Get ready for next year's minimum wage increases (CalChamber).
As 2018 winds down, it’s time to prepare for the minimum wage changes that begin January 1, 2019. A little refresher on how we got here: In 2016, Governor Edmund G. Brown Jr. signed SB 3, making California the first state in the nation that committed to raising the minimum wage to $15 per hour statewide. Under the bill, California’s minimum wage increases annually so it hits $15 per hour for all businesses by 2023.

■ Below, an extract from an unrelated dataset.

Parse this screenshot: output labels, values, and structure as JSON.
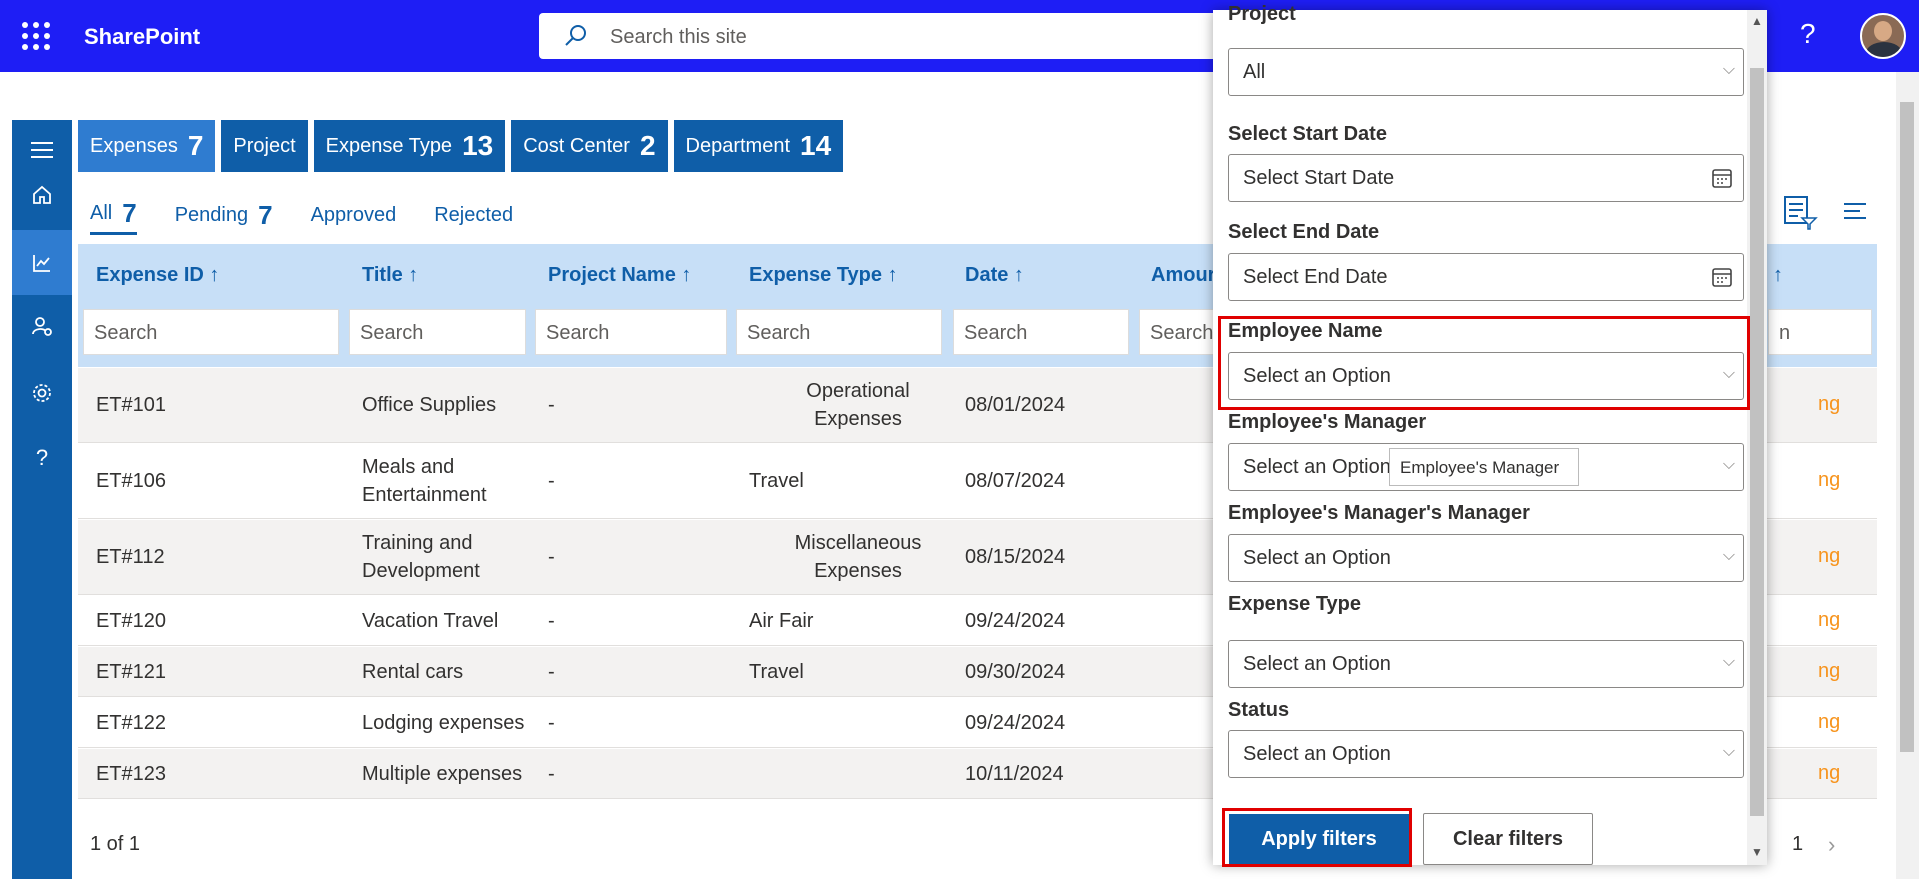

Large businesses with 26 or more employees began complying on January 1, 2017, and will reach $15 per hour in 2022. The increase in 2019 for large businesses is $1 — from the current rate of $11 per hour to the new rate of $12 per hour. Small businesses with 25 or fewer employees will have until 2023 to reach the $15 per hour rate. The increase in 2018 for small businesses is from the current rate of $10.50 per hour to the new rate of $11 per hour. In the midst of all the statewide changes, various localities throughout California continue to pass their own ordinances that will affect how employees are paid.
Employers should start preparing for these changes ahead of time by examining all pay practices that may be affected.
The staggered minimum wage increases over the next several years are as follows:
Date: Employers with 26 or More Employees //
Employers with 25 or Fewer Employees
1/1/19 : $12/hour // $11/hour
1/1/20 : $13/hour // $12/hour
1/1/21 : $14/hour // $13/hour
1/1/22 : $15/hour // $14/hour
1/1/23 : $15/hour* // $15/hour*
*Once the minimum wage reaches $15 per hour for all businesses, wages could then be increased each year up to 3.5 percent (rounded to the nearest 10 cents) for inflation as measured by the national Consumer Price Index.
California employers must pay employees no less than the state minimum wage per hour for all hours worked. When laws differ, employers must comply with whichever requirement gives the biggest benefit to the employee. Since California’s state minimum wage is higher than the federal minimum wage of $7.25 per hour, most employers will be required to pay that rate. As mentioned above and discussed further below, local ordinances may also come into play. The obligation to pay the state minimum wage can’t be waived by any agreement, including a collective bargaining agreement.
Remember that a top priority for state enforcement agencies is to stop employers from engaging in so-called “
,” which includes not paying the minimum wage for all hours worked.
The minimum wage increase affects not only your nonexempt minimum wage workers, but also has other ramifications, such as how you classify exempt/nonexempt employees, and posters and notice requirements, discussed below. Preparation, as always, is key.
Exempt/nonexempt classification is always a tricky issue, as employers must ensure that employees meet the
salary basis test
for the particular exemption claimed. For an employee to meet a “white collar” exemption from overtime (the commonly used administrative, executive or professional exemptions), California law states that the employee must earn a minimum monthly salary of no less than two times the state minimum wage for full-time employment, in addition to meeting all other legal requirements for the exemption.
Effective January 1, 2019:
- The minimum salary rate for the administrative, executive and professional exemptions is $49,920 annually for employers with 26 or more employees.
- The minimum salary threshold is $45,760 annually for employers with 25 or fewer employees.
Also, certain commissioned inside sales employees can be eligible for an overtime exemption under
Wage Order 4
Wage Order 7
. Generally, the exemption applies if the employee earns more than 1.5 times the minimum wage, and more than half of the employee’s compensation represents commission earnings. Employers will need to make sure that commissioned inside sales employees continue to meet this test after the January 1 minimum wage increase. Outside salespeople do not need to meet the minimum salary requirements.
Misclassification is costly. Employers who are unsure whether their employees ought to be exempt or nonexempt should always check with legal counsel.
The minimum wage rate change also affects
. Effective January 1, 2019, the overtime rate for minimum wage employees increases, but varies depending on whether you’re a large or small business. Below are the overtime and double time rates for an employee who earns exactly minimum wage:
- Employers with 26 or more employees must pay $18 per hour for time and one-half, and $24 per hour for double time.
- Employers with 25 or fewer employees must pay $16.50 per hour for time and one-half, and $22 per hour for double time.